Editorial: Caught in the act
In the last week, people all around the world watched a home video of US police mercilessly beating and kicking a black man. The cops had stopped him for speeding, then, thinking they were unobserved, had passed sentence and meted out punishment: 51 hits with police batons, numerous kicks and a shot at close range with a stun gun. As the shock reverberated through people before television sets in millions of sitting rooms, even a president fresh from authorising the slaughter of thousands of defenceless Iraqis was forced to go on record expressing his disgust at the violence.
This episode seems to reinforce the findings of a recent study that found the US to be the most violent country in the world. But we shouldn't feel any complacency in Australia, where working-class youth and blacks are no strangers to police violence.
A NSW Supreme Court judge has finally ruled on a case that arose in an early morning raid by 135 members of the police tactical response group on the black community in Redfern, Sydney, last year. The street was cordoned off, and armed police, with dogs, smashed down the doors of several houses and dragged the occupants out of bed. Their excuse for this military-style raid was the execution of seven search warrants, all for relatively petty suspected crimes.
Judge Finlay found that four of the seven warrants were invalid and that one warrant was for a man who had already been in police custody for several days!
Shocking as this incident was, the numerous reports from the Royal Commission into Aboriginal Deaths in Custody now being released tell an even more horrible tale. Murder, torture, criminal neglect and numerous cover-ups are being exposed. All this makes nonsense of the frequent attempts in the mainstream media to dismiss Aboriginal rights issues as simply an expression of white guilt for crimes from a distant past.
Yet even when the truth about police violence is exposed for all to see, will it become a thing of the past? Or is such violence endemic to supposedly democratic societies such as Australia and the US?
The problem is not one of bad cops. Police violence has to be blamed on the society that sets the rules for the use of legitimised violence. As police spokespersons often say in defence, they were only trying to do their job. But what is the nature of this job? Is it to enforce justice or to protect the interests of some sectors of society more than others?
They certainly don't mount dawn raids on suburbs like Toorak, Vaucluse, Woollahra, Peppermint Grove — although they'd probably find billions of dollars of ill-gotten gains stashed away there. The corporate criminals don't get a regular beating to keep them in line.
A major role of the police in societies like ours is to intimidate the rate sections of the population, while the biggest criminals are allowed to get on with their business. It is called "maintaining law and order" (a phrase that politicians serve on tap), but it is the law of the rich and the order of the exploiters.

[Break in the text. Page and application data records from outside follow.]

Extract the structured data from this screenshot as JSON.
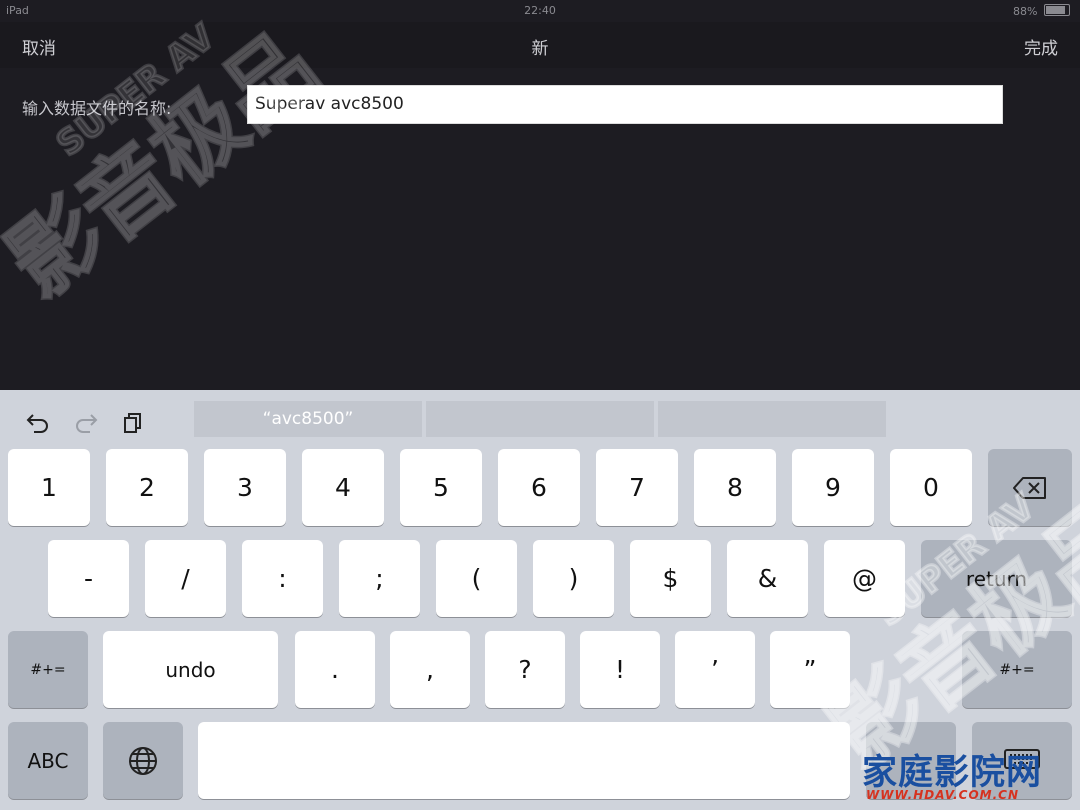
{
  "status": {
    "device": "iPad",
    "time": "22:40",
    "battery": "88%",
    "battery_level": 0.88
  },
  "nav": {
    "cancel": "取消",
    "title": "新",
    "done": "完成"
  },
  "form": {
    "label": "输入数据文件的名称:",
    "value": "Superav avc8500"
  },
  "keyboard": {
    "toolbar": {
      "undo_icon": "undo-arrow-icon",
      "redo_icon": "redo-arrow-icon",
      "paste_icon": "paste-icon"
    },
    "suggestions": [
      "“avc8500”",
      "",
      ""
    ],
    "row1": [
      "1",
      "2",
      "3",
      "4",
      "5",
      "6",
      "7",
      "8",
      "9",
      "0"
    ],
    "row2": [
      "-",
      "/",
      ":",
      ";",
      "(",
      ")",
      "$",
      "&",
      "@"
    ],
    "return_label": "return",
    "row3_left": "#+=",
    "undo_label": "undo",
    "row3": [
      ".",
      ",",
      "?",
      "!",
      "’",
      "”"
    ],
    "row3_right": "#+=",
    "abc_label": "ABC",
    "globe_icon": "globe-icon",
    "backspace_icon": "backspace-icon",
    "hide_keyboard_icon": "keyboard-icon"
  },
  "watermark": {
    "brand": "家庭影院网",
    "url": "WWW.HDAV.COM.CN",
    "overlay": "SUPER AV 影音极品"
  },
  "colors": {
    "background": "#1d1c22",
    "keyboard": "#cfd3db",
    "brand_blue": "#1a4fa0",
    "brand_red": "#d6321f"
  }
}
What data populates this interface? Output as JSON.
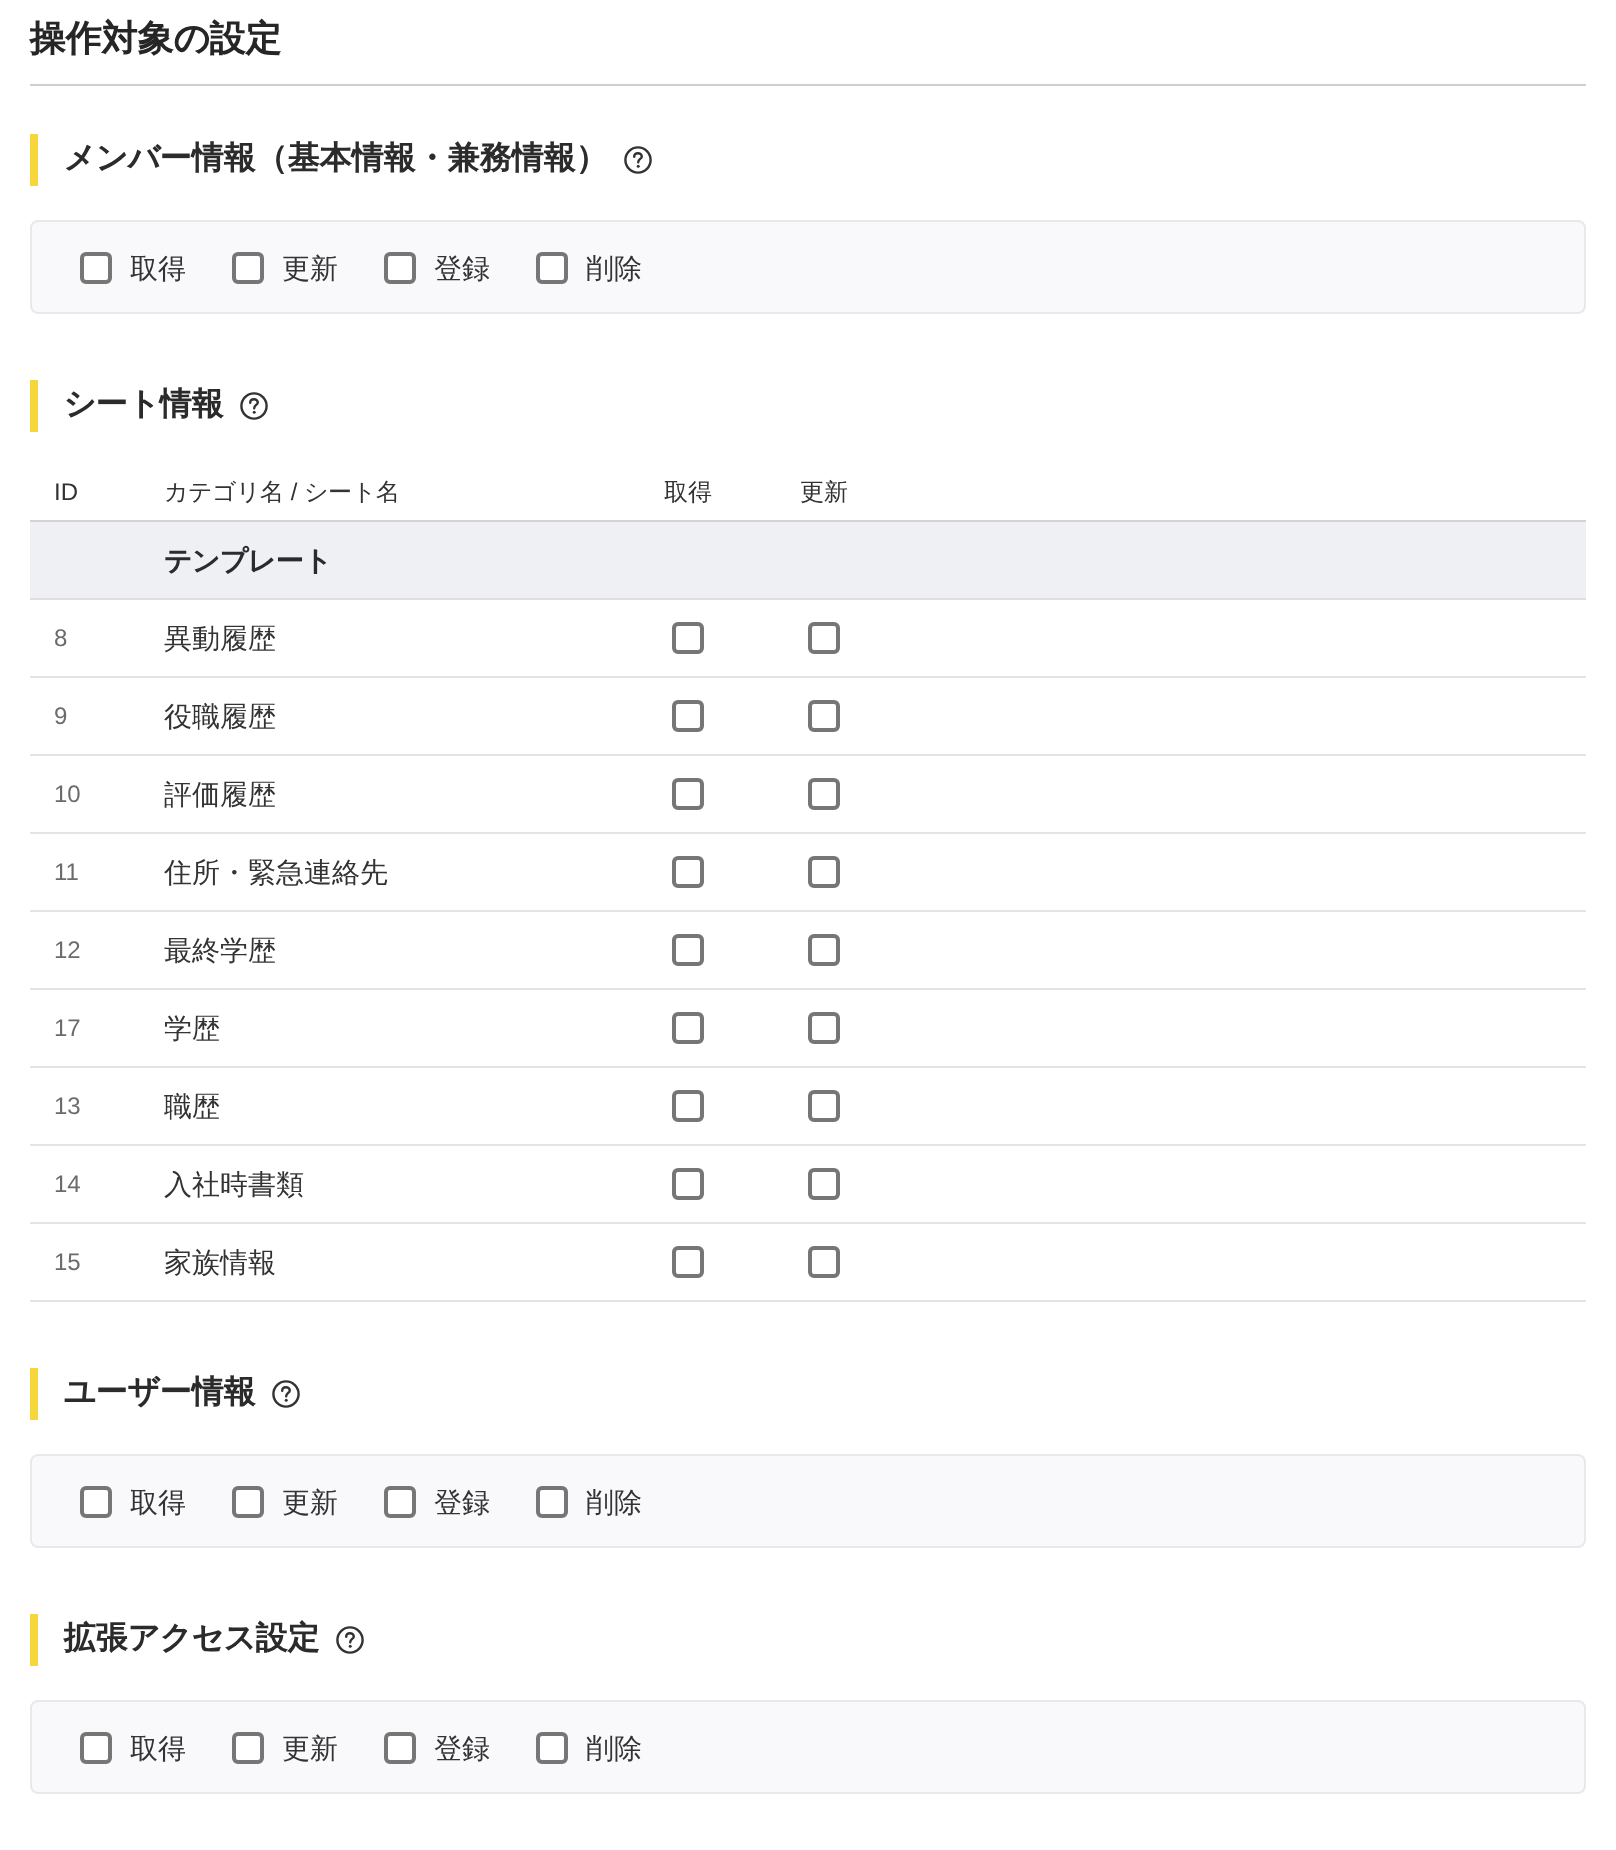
{
  "page": {
    "title": "操作対象の設定"
  },
  "sections": [
    {
      "kind": "checkbox_panel",
      "title": "メンバー情報（基本情報・兼務情報）",
      "options": [
        {
          "label": "取得",
          "checked": false
        },
        {
          "label": "更新",
          "checked": false
        },
        {
          "label": "登録",
          "checked": false
        },
        {
          "label": "削除",
          "checked": false
        }
      ]
    },
    {
      "kind": "table",
      "title": "シート情報",
      "table": {
        "columns": [
          "ID",
          "カテゴリ名 / シート名",
          "取得",
          "更新"
        ],
        "groups": [
          {
            "label": "テンプレート",
            "rows": [
              {
                "id": "8",
                "name": "異動履歴",
                "checks": [
                  {
                    "checked": false
                  },
                  {
                    "checked": false
                  }
                ]
              },
              {
                "id": "9",
                "name": "役職履歴",
                "checks": [
                  {
                    "checked": false
                  },
                  {
                    "checked": false
                  }
                ]
              },
              {
                "id": "10",
                "name": "評価履歴",
                "checks": [
                  {
                    "checked": false
                  },
                  {
                    "checked": false
                  }
                ]
              },
              {
                "id": "11",
                "name": "住所・緊急連絡先",
                "checks": [
                  {
                    "checked": false
                  },
                  {
                    "checked": false
                  }
                ]
              },
              {
                "id": "12",
                "name": "最終学歴",
                "checks": [
                  {
                    "checked": false
                  },
                  {
                    "checked": false
                  }
                ]
              },
              {
                "id": "17",
                "name": "学歴",
                "checks": [
                  {
                    "checked": false
                  },
                  {
                    "checked": false
                  }
                ]
              },
              {
                "id": "13",
                "name": "職歴",
                "checks": [
                  {
                    "checked": false
                  },
                  {
                    "checked": false
                  }
                ]
              },
              {
                "id": "14",
                "name": "入社時書類",
                "checks": [
                  {
                    "checked": false
                  },
                  {
                    "checked": false
                  }
                ]
              },
              {
                "id": "15",
                "name": "家族情報",
                "checks": [
                  {
                    "checked": false
                  },
                  {
                    "checked": false
                  }
                ]
              }
            ]
          }
        ]
      }
    },
    {
      "kind": "checkbox_panel",
      "title": "ユーザー情報",
      "options": [
        {
          "label": "取得",
          "checked": false
        },
        {
          "label": "更新",
          "checked": false
        },
        {
          "label": "登録",
          "checked": false
        },
        {
          "label": "削除",
          "checked": false
        }
      ]
    },
    {
      "kind": "checkbox_panel",
      "title": "拡張アクセス設定",
      "options": [
        {
          "label": "取得",
          "checked": false
        },
        {
          "label": "更新",
          "checked": false
        },
        {
          "label": "登録",
          "checked": false
        },
        {
          "label": "削除",
          "checked": false
        }
      ]
    }
  ]
}
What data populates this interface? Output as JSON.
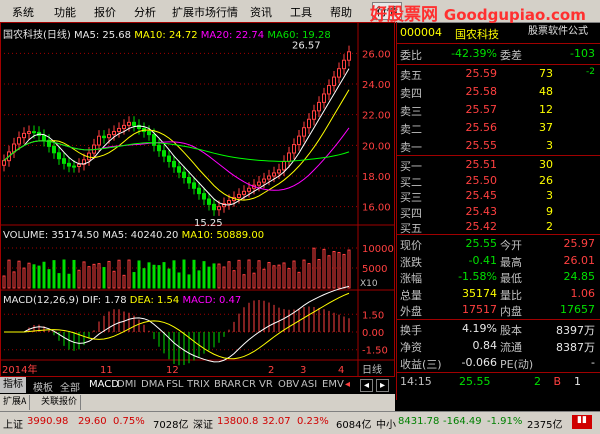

The unspoken rule is that the police can do whatever they think they can get away with when dealing with the poor and blacks. Once in a while, however, they get caught in the act.